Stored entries
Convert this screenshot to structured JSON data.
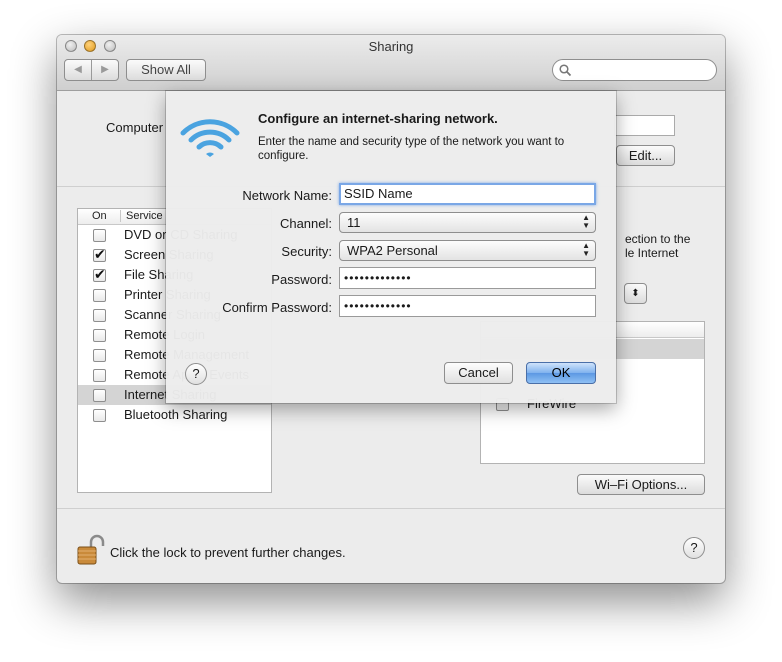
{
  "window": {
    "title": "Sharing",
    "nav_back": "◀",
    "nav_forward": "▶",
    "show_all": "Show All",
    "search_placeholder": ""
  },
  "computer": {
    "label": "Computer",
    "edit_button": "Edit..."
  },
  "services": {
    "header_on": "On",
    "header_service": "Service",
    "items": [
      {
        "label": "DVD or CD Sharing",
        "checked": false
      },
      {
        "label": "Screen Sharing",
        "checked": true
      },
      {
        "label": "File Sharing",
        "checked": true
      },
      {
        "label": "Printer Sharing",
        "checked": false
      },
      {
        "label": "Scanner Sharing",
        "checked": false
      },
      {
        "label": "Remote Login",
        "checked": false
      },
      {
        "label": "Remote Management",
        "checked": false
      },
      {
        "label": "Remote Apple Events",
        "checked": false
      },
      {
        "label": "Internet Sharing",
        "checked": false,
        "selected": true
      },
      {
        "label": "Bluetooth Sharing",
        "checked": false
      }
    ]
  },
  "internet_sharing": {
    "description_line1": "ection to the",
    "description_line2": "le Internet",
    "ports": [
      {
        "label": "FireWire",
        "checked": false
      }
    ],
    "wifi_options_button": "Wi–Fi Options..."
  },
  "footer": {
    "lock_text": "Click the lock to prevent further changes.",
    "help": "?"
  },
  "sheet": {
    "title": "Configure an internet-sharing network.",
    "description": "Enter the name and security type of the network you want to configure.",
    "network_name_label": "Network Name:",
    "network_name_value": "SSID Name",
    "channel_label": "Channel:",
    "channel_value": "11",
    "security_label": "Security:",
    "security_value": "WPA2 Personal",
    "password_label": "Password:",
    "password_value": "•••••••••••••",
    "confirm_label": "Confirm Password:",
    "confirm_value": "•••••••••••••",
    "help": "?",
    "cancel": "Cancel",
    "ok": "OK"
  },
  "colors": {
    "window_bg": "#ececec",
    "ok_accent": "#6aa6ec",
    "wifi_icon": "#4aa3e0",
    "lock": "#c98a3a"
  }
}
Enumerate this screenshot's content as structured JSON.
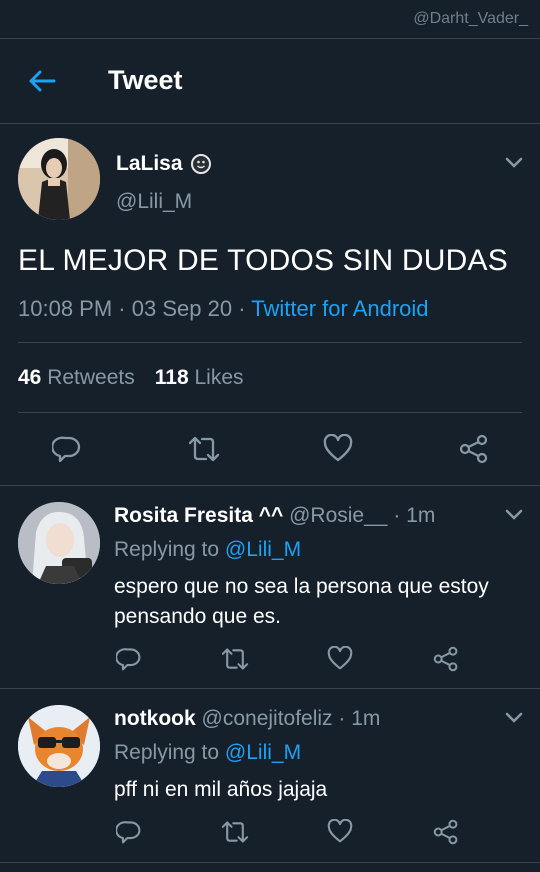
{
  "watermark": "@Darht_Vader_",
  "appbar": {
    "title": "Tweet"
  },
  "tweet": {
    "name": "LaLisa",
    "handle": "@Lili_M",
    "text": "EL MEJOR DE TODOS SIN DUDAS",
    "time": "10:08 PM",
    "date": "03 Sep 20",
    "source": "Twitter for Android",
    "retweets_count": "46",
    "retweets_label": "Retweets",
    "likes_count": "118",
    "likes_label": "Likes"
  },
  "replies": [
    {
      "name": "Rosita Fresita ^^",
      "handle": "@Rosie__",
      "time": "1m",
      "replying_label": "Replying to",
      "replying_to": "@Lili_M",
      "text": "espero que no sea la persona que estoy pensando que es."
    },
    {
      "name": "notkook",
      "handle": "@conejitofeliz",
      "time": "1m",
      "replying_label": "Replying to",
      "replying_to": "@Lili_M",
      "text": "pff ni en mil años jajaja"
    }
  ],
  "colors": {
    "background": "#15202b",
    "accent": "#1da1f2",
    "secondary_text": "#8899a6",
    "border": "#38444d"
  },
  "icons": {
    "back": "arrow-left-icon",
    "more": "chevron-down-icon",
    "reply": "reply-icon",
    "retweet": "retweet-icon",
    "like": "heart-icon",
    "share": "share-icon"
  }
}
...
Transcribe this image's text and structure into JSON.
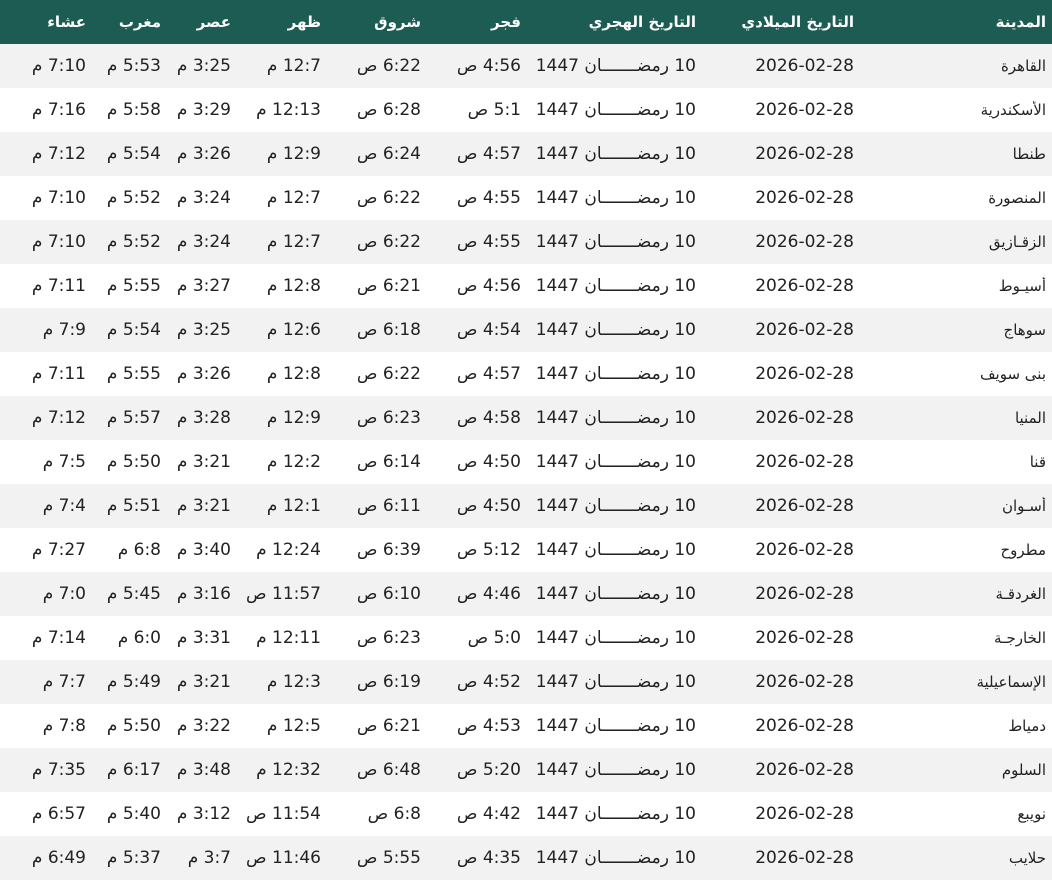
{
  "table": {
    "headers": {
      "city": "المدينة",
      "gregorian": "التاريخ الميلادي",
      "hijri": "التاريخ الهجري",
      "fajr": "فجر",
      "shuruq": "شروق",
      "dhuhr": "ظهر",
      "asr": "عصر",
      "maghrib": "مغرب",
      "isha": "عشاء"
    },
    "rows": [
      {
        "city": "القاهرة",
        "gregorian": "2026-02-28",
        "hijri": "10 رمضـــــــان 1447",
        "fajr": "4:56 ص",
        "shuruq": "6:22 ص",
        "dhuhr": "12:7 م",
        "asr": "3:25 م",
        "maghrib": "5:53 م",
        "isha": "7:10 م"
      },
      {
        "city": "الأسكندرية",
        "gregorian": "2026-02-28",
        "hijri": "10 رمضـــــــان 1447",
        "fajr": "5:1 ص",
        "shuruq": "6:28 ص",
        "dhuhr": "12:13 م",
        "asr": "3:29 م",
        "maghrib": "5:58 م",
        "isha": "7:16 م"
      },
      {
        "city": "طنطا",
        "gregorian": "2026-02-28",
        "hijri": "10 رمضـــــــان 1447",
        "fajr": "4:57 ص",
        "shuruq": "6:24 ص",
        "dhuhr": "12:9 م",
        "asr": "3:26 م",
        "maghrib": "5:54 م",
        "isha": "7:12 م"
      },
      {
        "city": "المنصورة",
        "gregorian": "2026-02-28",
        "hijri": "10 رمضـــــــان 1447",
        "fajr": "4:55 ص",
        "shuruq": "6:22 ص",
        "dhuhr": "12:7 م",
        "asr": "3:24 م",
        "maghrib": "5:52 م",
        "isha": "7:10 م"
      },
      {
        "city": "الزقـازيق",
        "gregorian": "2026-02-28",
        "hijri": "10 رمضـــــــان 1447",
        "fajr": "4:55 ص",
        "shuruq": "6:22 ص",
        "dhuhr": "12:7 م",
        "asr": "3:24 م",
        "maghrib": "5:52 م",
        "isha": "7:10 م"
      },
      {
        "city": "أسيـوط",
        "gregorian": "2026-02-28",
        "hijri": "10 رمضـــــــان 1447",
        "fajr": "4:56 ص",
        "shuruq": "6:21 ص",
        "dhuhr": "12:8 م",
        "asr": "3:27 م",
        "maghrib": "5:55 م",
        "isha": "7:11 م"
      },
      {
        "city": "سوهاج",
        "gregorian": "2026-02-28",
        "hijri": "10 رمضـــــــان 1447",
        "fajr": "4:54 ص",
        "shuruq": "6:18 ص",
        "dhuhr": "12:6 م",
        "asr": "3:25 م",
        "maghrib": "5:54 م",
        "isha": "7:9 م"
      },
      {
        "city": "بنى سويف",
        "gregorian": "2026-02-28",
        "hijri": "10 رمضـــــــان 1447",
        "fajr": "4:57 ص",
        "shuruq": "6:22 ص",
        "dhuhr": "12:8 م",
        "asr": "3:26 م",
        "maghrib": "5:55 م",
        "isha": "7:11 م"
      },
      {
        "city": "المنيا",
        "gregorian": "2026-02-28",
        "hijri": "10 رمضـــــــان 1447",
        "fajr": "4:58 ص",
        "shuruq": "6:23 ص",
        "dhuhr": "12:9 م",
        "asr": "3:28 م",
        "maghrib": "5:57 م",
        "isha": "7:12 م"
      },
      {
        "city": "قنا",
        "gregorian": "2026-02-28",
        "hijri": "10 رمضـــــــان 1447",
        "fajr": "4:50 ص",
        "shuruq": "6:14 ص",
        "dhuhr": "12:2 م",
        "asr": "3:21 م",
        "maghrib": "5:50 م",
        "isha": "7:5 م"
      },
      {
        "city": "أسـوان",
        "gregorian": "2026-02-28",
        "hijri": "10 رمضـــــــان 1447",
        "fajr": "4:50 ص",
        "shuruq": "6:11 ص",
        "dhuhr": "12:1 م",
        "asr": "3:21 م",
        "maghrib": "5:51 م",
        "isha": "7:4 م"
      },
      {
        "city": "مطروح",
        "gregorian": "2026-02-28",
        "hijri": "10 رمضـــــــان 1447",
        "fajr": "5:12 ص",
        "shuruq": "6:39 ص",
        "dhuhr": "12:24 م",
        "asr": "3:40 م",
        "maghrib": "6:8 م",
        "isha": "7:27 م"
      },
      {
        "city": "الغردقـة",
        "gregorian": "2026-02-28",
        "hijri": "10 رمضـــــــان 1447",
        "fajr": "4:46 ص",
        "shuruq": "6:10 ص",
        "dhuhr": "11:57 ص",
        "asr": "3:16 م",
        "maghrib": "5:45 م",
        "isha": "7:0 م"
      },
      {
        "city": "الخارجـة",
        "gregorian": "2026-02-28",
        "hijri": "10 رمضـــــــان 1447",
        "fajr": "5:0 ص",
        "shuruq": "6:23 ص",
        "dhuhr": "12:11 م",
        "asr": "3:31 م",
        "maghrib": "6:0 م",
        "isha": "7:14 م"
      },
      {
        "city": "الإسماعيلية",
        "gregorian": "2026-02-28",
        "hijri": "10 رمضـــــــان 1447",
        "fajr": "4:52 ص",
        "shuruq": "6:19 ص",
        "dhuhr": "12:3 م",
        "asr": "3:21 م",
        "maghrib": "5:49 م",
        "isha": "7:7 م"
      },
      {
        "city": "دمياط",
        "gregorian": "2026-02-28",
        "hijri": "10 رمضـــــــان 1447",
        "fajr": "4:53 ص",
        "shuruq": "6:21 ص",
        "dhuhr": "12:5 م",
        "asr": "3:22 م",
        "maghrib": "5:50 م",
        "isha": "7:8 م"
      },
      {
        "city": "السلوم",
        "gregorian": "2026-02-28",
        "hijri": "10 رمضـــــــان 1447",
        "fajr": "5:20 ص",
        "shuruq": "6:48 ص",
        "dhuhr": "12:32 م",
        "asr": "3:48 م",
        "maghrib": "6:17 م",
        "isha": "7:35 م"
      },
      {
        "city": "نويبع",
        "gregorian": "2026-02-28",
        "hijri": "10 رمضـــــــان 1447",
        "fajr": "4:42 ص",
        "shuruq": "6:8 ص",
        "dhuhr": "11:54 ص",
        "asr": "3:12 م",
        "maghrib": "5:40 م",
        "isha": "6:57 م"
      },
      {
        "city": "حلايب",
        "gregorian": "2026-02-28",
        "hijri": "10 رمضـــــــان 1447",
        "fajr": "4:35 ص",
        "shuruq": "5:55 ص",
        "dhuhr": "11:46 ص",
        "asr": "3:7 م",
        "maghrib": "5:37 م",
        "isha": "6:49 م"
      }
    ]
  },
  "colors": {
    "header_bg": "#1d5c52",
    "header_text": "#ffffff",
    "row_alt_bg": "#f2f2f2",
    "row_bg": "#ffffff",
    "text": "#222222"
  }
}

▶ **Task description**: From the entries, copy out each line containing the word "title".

▶ **Exercise output**:
    "title": "Sharing",
    "title": "Configure an internet-sharing network.",
    "title": "Tweet"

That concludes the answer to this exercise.